The whole listing below needs to be duplicated exactly, pictures aside.

##### PROVIDED DATA #####

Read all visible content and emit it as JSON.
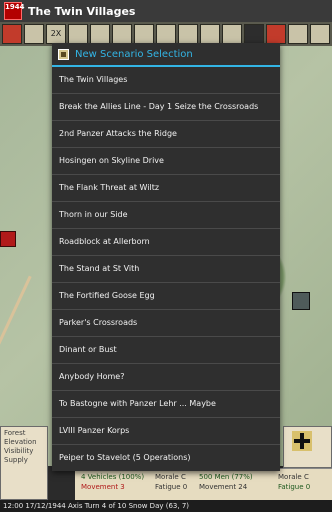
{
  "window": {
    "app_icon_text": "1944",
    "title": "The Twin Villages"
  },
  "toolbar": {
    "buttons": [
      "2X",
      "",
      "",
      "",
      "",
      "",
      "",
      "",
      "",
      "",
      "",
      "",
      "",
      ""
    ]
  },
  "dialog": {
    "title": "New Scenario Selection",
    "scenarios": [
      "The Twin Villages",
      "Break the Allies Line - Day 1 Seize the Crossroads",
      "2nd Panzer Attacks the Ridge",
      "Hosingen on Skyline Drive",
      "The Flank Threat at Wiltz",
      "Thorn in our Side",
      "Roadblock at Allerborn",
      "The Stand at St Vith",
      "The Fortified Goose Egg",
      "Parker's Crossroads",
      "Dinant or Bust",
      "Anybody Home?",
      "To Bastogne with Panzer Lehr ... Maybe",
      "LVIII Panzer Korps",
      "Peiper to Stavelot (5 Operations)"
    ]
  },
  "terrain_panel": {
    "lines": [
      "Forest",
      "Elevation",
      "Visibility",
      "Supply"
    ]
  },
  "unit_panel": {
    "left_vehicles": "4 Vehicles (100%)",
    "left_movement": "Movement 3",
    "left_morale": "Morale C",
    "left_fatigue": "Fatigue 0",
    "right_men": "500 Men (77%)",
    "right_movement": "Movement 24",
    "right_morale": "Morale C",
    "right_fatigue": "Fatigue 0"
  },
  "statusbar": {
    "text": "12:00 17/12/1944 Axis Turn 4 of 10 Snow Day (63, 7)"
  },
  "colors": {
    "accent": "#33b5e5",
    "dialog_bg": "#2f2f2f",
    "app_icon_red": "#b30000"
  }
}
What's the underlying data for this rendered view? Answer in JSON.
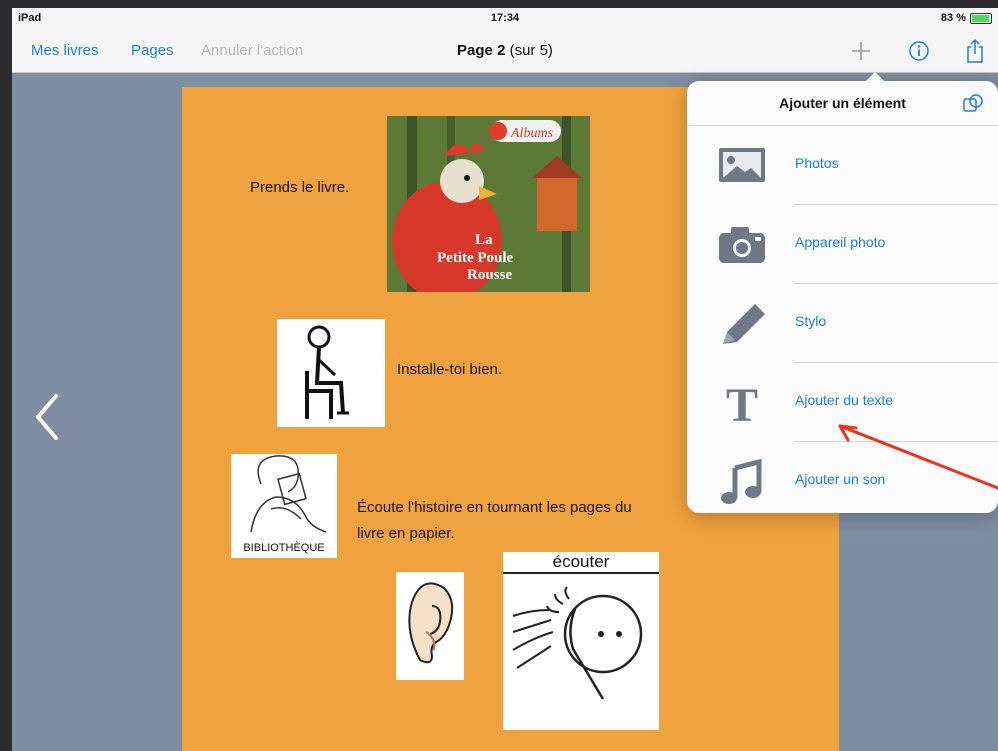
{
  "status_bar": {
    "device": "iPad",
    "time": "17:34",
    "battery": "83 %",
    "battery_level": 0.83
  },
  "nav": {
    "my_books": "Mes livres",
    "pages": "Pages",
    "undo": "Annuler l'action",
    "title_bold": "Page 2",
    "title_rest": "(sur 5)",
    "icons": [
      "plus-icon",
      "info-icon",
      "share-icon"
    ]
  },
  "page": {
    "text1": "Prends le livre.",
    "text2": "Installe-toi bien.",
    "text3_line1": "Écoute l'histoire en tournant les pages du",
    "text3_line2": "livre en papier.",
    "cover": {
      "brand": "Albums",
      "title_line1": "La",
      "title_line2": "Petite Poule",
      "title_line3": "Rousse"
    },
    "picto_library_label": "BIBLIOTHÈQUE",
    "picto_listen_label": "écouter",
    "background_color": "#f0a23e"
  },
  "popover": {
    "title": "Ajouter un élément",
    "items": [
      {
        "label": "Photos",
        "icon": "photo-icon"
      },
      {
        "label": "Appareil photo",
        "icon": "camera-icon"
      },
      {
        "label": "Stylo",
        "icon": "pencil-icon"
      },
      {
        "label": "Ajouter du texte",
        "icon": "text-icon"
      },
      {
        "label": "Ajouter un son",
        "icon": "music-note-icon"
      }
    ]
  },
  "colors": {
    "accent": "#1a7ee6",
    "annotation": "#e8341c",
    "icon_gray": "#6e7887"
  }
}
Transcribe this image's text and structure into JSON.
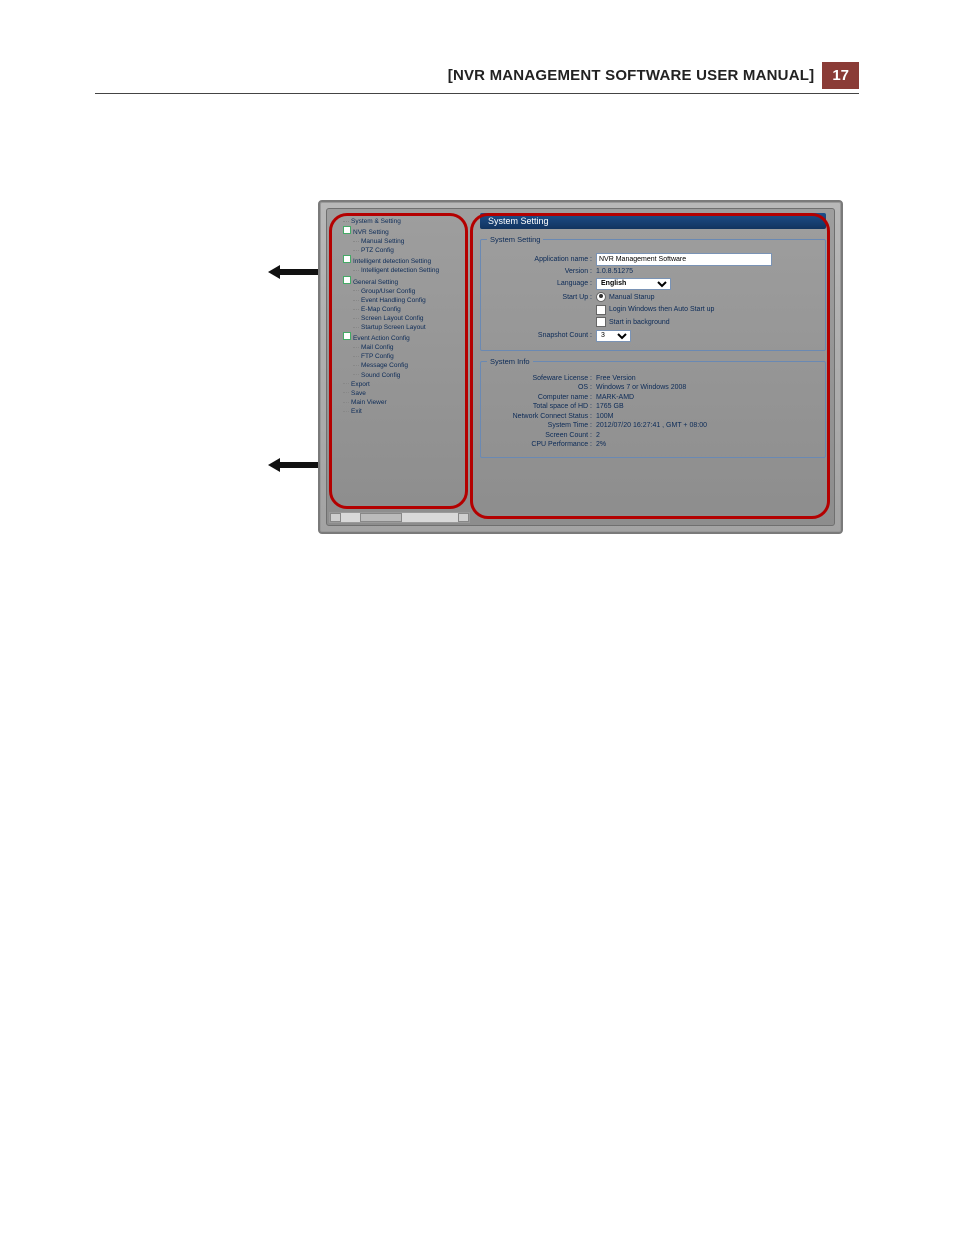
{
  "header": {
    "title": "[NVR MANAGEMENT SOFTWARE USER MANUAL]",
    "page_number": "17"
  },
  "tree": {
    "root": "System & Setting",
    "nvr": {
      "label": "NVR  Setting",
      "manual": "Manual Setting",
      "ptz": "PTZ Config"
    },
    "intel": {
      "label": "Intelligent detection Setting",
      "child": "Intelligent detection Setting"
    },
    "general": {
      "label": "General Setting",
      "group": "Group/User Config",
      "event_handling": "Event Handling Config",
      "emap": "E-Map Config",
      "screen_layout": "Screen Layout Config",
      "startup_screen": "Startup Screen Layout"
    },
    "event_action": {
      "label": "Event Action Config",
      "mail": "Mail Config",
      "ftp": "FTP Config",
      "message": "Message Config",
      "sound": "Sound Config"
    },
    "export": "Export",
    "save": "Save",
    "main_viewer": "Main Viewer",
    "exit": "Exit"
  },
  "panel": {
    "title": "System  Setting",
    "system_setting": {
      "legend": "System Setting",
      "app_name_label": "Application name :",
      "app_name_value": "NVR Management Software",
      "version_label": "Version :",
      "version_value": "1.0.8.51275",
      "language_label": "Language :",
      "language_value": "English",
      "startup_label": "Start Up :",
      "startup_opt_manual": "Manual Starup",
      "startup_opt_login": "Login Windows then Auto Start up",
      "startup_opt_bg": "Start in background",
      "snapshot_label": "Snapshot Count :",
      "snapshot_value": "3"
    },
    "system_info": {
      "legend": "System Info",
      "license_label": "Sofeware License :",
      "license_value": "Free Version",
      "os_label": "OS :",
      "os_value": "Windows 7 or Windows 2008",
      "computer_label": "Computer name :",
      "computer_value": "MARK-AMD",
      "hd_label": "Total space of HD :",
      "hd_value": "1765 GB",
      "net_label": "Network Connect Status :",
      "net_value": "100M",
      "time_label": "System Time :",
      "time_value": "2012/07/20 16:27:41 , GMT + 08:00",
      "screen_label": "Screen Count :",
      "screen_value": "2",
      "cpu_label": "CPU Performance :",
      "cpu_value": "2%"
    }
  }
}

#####

• _RESPONSE_
Read all visible content and emit it as JSON.
{
  "window": {
    "app_icon_text": "1944",
    "title": "The Twin Villages"
  },
  "toolbar": {
    "buttons": [
      "2X",
      "",
      "",
      "",
      "",
      "",
      "",
      "",
      "",
      "",
      "",
      "",
      "",
      ""
    ]
  },
  "dialog": {
    "title": "New Scenario Selection",
    "scenarios": [
      "The Twin Villages",
      "Break the Allies Line - Day 1 Seize the Crossroads",
      "2nd Panzer Attacks the Ridge",
      "Hosingen on Skyline Drive",
      "The Flank Threat at Wiltz",
      "Thorn in our Side",
      "Roadblock at Allerborn",
      "The Stand at St Vith",
      "The Fortified Goose Egg",
      "Parker's Crossroads",
      "Dinant or Bust",
      "Anybody Home?",
      "To Bastogne with Panzer Lehr ... Maybe",
      "LVIII Panzer Korps",
      "Peiper to Stavelot (5 Operations)"
    ]
  },
  "terrain_panel": {
    "lines": [
      "Forest",
      "Elevation",
      "Visibility",
      "Supply"
    ]
  },
  "unit_panel": {
    "left_vehicles": "4 Vehicles (100%)",
    "left_movement": "Movement 3",
    "left_morale": "Morale C",
    "left_fatigue": "Fatigue 0",
    "right_men": "500 Men (77%)",
    "right_movement": "Movement 24",
    "right_morale": "Morale C",
    "right_fatigue": "Fatigue 0"
  },
  "statusbar": {
    "text": "12:00 17/12/1944 Axis Turn 4 of 10 Snow Day (63, 7)"
  },
  "colors": {
    "accent": "#33b5e5",
    "dialog_bg": "#2f2f2f",
    "app_icon_red": "#b30000"
  }
}
What's the underlying data for this rendered view? Answer in JSON.
{
  "status_bar": {
    "device": "iPad",
    "time": "17:34",
    "battery": "83 %",
    "battery_level": 0.83
  },
  "nav": {
    "my_books": "Mes livres",
    "pages": "Pages",
    "undo": "Annuler l'action",
    "title_bold": "Page 2",
    "title_rest": "(sur 5)",
    "icons": [
      "plus-icon",
      "info-icon",
      "share-icon"
    ]
  },
  "page": {
    "text1": "Prends le livre.",
    "text2": "Installe-toi bien.",
    "text3_line1": "Écoute l'histoire en tournant les pages du",
    "text3_line2": "livre en papier.",
    "cover": {
      "brand": "Albums",
      "title_line1": "La",
      "title_line2": "Petite Poule",
      "title_line3": "Rousse"
    },
    "picto_library_label": "BIBLIOTHÈQUE",
    "picto_listen_label": "écouter",
    "background_color": "#f0a23e"
  },
  "popover": {
    "title": "Ajouter un élément",
    "items": [
      {
        "label": "Photos",
        "icon": "photo-icon"
      },
      {
        "label": "Appareil photo",
        "icon": "camera-icon"
      },
      {
        "label": "Stylo",
        "icon": "pencil-icon"
      },
      {
        "label": "Ajouter du texte",
        "icon": "text-icon"
      },
      {
        "label": "Ajouter un son",
        "icon": "music-note-icon"
      }
    ]
  },
  "colors": {
    "accent": "#1a7ee6",
    "annotation": "#e8341c",
    "icon_gray": "#6e7887"
  }
}
Transcribe this image's text and structure into JSON.
{
  "header": {
    "title": "[NVR MANAGEMENT SOFTWARE USER MANUAL]",
    "page_number": "17"
  },
  "tree": {
    "root": "System & Setting",
    "nvr": {
      "label": "NVR  Setting",
      "manual": "Manual Setting",
      "ptz": "PTZ Config"
    },
    "intel": {
      "label": "Intelligent detection Setting",
      "child": "Intelligent detection Setting"
    },
    "general": {
      "label": "General Setting",
      "group": "Group/User Config",
      "event_handling": "Event Handling Config",
      "emap": "E-Map Config",
      "screen_layout": "Screen Layout Config",
      "startup_screen": "Startup Screen Layout"
    },
    "event_action": {
      "label": "Event Action Config",
      "mail": "Mail Config",
      "ftp": "FTP Config",
      "message": "Message Config",
      "sound": "Sound Config"
    },
    "export": "Export",
    "save": "Save",
    "main_viewer": "Main Viewer",
    "exit": "Exit"
  },
  "panel": {
    "title": "System  Setting",
    "system_setting": {
      "legend": "System Setting",
      "app_name_label": "Application name :",
      "app_name_value": "NVR Management Software",
      "version_label": "Version :",
      "version_value": "1.0.8.51275",
      "language_label": "Language :",
      "language_value": "English",
      "startup_label": "Start Up :",
      "startup_opt_manual": "Manual Starup",
      "startup_opt_login": "Login Windows then Auto Start up",
      "startup_opt_bg": "Start in background",
      "snapshot_label": "Snapshot Count :",
      "snapshot_value": "3"
    },
    "system_info": {
      "legend": "System Info",
      "license_label": "Sofeware License :",
      "license_value": "Free Version",
      "os_label": "OS :",
      "os_value": "Windows 7 or Windows 2008",
      "computer_label": "Computer name :",
      "computer_value": "MARK-AMD",
      "hd_label": "Total space of HD :",
      "hd_value": "1765 GB",
      "net_label": "Network Connect Status :",
      "net_value": "100M",
      "time_label": "System Time :",
      "time_value": "2012/07/20 16:27:41 , GMT + 08:00",
      "screen_label": "Screen Count :",
      "screen_value": "2",
      "cpu_label": "CPU Performance :",
      "cpu_value": "2%"
    }
  }
}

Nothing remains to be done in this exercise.